Hernandez: What is the difference in marketing between the present day and when your dad opened in 1959? What did he do to get his name out there?
Aurelio: Back in the old days, it was all about supporting the local baseball teams, the churches, the theater. But it’s a whole new world now. In addition to supporting local sports and causes, now we have an app for ordering with a rewards system. We do Facebook ads, Facebook posting, texting. We also do some radio, TV and billboards. We still try to touch all types of media. Word-of-mouth from all of our community efforts is very effective, but we found in the digital era, you get the most out of your money from digital ads and texting.

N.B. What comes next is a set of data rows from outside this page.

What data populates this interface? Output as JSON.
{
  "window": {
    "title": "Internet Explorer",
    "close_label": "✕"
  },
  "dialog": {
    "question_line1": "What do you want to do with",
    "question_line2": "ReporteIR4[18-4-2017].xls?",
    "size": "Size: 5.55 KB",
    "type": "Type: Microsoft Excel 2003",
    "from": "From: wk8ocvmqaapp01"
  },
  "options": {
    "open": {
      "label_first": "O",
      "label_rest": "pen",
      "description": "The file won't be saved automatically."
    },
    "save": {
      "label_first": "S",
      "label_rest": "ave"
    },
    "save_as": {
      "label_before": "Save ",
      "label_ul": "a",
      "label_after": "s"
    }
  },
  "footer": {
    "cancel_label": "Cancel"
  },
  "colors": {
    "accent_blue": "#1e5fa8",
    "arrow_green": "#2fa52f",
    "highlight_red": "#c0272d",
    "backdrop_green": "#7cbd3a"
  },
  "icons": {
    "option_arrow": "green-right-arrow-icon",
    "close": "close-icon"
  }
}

It’s a high-tech world, and it keeps changing every day.
Brian Hernandez is PMQ’s test chef.
The Super Six® — Aurelio’s Pizza, Homewood, IL

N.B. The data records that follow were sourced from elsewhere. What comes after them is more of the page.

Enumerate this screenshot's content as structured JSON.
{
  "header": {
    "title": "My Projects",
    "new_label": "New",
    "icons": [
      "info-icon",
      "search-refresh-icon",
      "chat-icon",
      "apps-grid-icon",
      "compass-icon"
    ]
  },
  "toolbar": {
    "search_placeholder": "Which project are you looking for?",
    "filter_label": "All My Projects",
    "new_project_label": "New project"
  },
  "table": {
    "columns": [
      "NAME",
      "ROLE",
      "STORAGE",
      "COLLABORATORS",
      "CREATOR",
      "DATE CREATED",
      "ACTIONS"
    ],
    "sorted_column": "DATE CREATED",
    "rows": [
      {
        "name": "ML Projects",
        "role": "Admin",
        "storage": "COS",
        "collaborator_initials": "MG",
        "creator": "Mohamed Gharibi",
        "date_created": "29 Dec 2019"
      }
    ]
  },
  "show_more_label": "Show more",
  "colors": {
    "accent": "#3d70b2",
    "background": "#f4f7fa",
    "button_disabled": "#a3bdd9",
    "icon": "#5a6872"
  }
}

- 14-oz. dough ball, stretched to 15”
- 6 oz. sauce
- 14 oz. fresh, pinched Italian sausage
- 10 oz. shredded mozzarella (first layer, 6 oz.; second layer, 4 oz.)
- 6.5 oz. thinly sliced ham (2” x 2” slices)
- 34-36 slices pepperoni
- 2.5 oz. green peppers
- 2.5 oz. mushrooms
- Slap, stretch or press your dough out to a very thin 15” crust. Spread sauce, leaving about a ¼” crust line.
- Add fresh sausage—pinch small, marble-sized pieces so they cook fully. Next, add the first layer of cheese (3.5 oz.). Then add slices of ham and top with pepperoni, green peppers and mushrooms. Finally, add remaining cheese (6.5 oz) and top with any seasonings you wish.
- Cook for about 10 to 12 minutes at 525°F or until the crust is golden-brown and crispy underneath and the ingredients have baked fully. Remove from the oven and cut into squares.
Learn how to make The Super Six pizza at PMQ.com/super6.